### Work required:
Within the data that follows, how many lines contain the word "Users"? Reply with only the number.

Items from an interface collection
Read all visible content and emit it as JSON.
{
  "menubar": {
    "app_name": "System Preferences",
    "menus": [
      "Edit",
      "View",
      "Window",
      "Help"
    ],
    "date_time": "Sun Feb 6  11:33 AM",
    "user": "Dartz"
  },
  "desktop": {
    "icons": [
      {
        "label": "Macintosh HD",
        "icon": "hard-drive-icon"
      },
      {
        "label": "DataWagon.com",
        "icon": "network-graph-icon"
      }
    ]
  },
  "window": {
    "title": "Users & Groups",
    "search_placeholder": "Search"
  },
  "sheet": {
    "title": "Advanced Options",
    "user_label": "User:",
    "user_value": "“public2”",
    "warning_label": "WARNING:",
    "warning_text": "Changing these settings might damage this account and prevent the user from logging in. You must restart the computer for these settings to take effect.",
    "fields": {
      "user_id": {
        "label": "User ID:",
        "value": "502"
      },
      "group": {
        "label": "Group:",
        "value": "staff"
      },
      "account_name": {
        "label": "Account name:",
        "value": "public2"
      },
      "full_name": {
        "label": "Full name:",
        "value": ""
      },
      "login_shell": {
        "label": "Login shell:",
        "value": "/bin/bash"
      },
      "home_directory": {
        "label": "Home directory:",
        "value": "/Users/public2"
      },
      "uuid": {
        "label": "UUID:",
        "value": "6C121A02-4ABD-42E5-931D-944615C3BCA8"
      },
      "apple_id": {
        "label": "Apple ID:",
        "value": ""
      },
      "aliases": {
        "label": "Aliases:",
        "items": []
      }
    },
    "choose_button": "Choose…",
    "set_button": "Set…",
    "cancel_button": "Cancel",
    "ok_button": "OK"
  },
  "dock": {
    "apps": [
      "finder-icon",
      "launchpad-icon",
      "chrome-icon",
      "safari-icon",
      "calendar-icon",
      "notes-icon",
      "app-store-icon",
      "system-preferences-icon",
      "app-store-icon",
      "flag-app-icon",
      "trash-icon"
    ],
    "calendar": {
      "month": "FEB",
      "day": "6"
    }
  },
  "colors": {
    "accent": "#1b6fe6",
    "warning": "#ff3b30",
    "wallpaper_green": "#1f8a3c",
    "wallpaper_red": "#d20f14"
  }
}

### Solution to this task:
2